- **Records for this exercise**
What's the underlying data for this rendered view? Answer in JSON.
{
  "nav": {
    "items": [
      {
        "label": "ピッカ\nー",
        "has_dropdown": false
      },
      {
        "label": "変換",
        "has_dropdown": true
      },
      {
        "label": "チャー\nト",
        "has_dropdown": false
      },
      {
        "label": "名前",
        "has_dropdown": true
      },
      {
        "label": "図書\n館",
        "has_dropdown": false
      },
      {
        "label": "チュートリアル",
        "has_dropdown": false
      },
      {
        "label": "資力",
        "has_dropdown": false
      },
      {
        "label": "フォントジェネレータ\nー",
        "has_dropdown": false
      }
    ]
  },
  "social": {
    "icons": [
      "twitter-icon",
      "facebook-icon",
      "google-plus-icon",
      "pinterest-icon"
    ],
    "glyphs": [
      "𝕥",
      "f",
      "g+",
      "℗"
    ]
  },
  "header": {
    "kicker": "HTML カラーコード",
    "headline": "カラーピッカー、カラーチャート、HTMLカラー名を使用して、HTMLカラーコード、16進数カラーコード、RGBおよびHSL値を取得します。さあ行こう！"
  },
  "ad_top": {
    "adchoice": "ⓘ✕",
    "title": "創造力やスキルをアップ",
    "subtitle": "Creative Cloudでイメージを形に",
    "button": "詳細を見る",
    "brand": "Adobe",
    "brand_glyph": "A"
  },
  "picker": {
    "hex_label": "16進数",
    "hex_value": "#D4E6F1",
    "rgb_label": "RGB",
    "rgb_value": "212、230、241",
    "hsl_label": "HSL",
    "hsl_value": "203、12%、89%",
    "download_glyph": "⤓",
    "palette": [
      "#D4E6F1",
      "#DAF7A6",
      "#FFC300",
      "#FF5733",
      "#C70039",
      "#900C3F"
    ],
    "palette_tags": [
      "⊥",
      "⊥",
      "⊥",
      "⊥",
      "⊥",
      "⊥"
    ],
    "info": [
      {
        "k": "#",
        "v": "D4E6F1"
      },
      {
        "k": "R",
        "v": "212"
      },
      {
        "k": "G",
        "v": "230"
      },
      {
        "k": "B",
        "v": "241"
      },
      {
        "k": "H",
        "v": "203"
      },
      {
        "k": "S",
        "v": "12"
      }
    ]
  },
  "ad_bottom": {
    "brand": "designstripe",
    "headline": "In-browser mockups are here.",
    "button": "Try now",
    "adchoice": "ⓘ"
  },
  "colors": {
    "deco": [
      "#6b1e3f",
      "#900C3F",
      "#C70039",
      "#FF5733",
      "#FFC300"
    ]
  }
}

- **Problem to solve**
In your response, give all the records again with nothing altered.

- **Answer section**
What's the underlying data for this rendered view? Answer in JSON.
{
  "nav": {
    "items": [
      {
        "label": "ピッカ\nー",
        "has_dropdown": false
      },
      {
        "label": "変換",
        "has_dropdown": true
      },
      {
        "label": "チャー\nト",
        "has_dropdown": false
      },
      {
        "label": "名前",
        "has_dropdown": true
      },
      {
        "label": "図書\n館",
        "has_dropdown": false
      },
      {
        "label": "チュートリアル",
        "has_dropdown": false
      },
      {
        "label": "資力",
        "has_dropdown": false
      },
      {
        "label": "フォントジェネレータ\nー",
        "has_dropdown": false
      }
    ]
  },
  "social": {
    "icons": [
      "twitter-icon",
      "facebook-icon",
      "google-plus-icon",
      "pinterest-icon"
    ],
    "glyphs": [
      "𝕥",
      "f",
      "g+",
      "℗"
    ]
  },
  "header": {
    "kicker": "HTML カラーコード",
    "headline": "カラーピッカー、カラーチャート、HTMLカラー名を使用して、HTMLカラーコード、16進数カラーコード、RGBおよびHSL値を取得します。さあ行こう！"
  },
  "ad_top": {
    "adchoice": "ⓘ✕",
    "title": "創造力やスキルをアップ",
    "subtitle": "Creative Cloudでイメージを形に",
    "button": "詳細を見る",
    "brand": "Adobe",
    "brand_glyph": "A"
  },
  "picker": {
    "hex_label": "16進数",
    "hex_value": "#D4E6F1",
    "rgb_label": "RGB",
    "rgb_value": "212、230、241",
    "hsl_label": "HSL",
    "hsl_value": "203、12%、89%",
    "download_glyph": "⤓",
    "palette": [
      "#D4E6F1",
      "#DAF7A6",
      "#FFC300",
      "#FF5733",
      "#C70039",
      "#900C3F"
    ],
    "palette_tags": [
      "⊥",
      "⊥",
      "⊥",
      "⊥",
      "⊥",
      "⊥"
    ],
    "info": [
      {
        "k": "#",
        "v": "D4E6F1"
      },
      {
        "k": "R",
        "v": "212"
      },
      {
        "k": "G",
        "v": "230"
      },
      {
        "k": "B",
        "v": "241"
      },
      {
        "k": "H",
        "v": "203"
      },
      {
        "k": "S",
        "v": "12"
      }
    ]
  },
  "ad_bottom": {
    "brand": "designstripe",
    "headline": "In-browser mockups are here.",
    "button": "Try now",
    "adchoice": "ⓘ"
  },
  "colors": {
    "deco": [
      "#6b1e3f",
      "#900C3F",
      "#C70039",
      "#FF5733",
      "#FFC300"
    ]
  }
}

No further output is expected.